Lillian Marshall lives in a small town in Michigan. She makes and keeps lists, lists of everything imaginable, lists not to help her remember but to help her husband Jerry remember. Perhaps the most important list is the one she’s worked on the hardest and longest, the one she keeps adding to and subtracting from.
It’s the list of women she thinks Jerry could marry.
Lillian is dying of cancer.
The surprise in Lillian’s List by Bradley Salters is that she dies fairly early in the novel, and the story of Lillian’s List becomes the story of Jerry and the women on the list.
After Lillian’s death, Jerry manages. He doesn’t read the list. He doesn’t even know that’s what’s in the envelope. But he manages. Barely. He and Lillian loved each other with an almost ferocious passion. He goes to dinner every Friday night with his daughter Jenny and her family, to help fill the void left by Lillian’s death.
Then Jerry begins to drink, and his life spirals out of control.
Lillian’s List is a story of love, relationships, family, and what happens when the person at the center is torn out of the family fabric.
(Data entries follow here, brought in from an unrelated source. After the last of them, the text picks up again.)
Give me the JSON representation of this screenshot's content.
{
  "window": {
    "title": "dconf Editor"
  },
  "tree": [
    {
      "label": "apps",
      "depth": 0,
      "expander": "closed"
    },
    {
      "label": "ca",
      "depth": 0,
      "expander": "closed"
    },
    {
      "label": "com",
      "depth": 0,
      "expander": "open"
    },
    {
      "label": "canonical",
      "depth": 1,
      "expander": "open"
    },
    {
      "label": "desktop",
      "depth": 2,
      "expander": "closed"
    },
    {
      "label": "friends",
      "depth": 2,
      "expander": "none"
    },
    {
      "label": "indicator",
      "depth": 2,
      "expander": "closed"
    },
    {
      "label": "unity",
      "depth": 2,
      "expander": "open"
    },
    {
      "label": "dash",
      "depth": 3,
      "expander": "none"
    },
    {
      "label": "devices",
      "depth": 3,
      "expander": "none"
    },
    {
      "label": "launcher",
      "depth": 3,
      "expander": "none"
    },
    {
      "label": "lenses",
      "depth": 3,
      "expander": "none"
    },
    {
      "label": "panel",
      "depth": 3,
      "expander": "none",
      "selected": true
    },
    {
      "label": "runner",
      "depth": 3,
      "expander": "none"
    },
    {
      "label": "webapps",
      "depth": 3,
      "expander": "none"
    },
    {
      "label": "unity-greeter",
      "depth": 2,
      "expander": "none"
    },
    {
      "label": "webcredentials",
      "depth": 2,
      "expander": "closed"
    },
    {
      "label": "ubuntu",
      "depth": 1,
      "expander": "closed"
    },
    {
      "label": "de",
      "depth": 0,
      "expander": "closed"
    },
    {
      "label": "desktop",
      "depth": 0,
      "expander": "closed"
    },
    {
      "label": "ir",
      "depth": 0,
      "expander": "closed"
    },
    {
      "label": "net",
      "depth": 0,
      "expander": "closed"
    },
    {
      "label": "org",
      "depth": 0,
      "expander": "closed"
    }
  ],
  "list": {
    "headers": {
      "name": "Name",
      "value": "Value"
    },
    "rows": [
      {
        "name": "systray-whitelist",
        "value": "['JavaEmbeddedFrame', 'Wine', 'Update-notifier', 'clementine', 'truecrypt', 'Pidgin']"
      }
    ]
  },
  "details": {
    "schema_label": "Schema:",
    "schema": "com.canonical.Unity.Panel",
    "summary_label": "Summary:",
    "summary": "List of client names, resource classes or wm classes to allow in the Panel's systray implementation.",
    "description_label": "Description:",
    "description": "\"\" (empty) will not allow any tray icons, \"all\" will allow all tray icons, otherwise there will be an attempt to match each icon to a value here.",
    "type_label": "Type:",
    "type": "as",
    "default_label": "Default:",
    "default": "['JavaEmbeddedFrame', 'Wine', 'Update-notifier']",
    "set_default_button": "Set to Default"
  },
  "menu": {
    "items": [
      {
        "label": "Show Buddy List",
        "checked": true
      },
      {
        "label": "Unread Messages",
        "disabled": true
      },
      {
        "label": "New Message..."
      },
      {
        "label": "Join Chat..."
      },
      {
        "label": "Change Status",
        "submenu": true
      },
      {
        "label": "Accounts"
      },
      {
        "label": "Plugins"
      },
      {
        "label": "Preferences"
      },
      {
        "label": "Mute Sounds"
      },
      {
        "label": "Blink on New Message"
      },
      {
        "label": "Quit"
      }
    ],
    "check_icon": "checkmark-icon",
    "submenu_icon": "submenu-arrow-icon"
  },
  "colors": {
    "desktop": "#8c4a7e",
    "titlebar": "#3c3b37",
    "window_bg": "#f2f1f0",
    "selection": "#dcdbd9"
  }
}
It’s a story that makes you laugh with the recognition of the crazy things that families do and brings tears to see the devastation brought by loss. It is not so much a story of redemption as it is a story of endurance and overcoming.
And it’s helped along by a relatively short list.
Photograph by Hussein Afzal via Public Domain Pictures. Used with permission.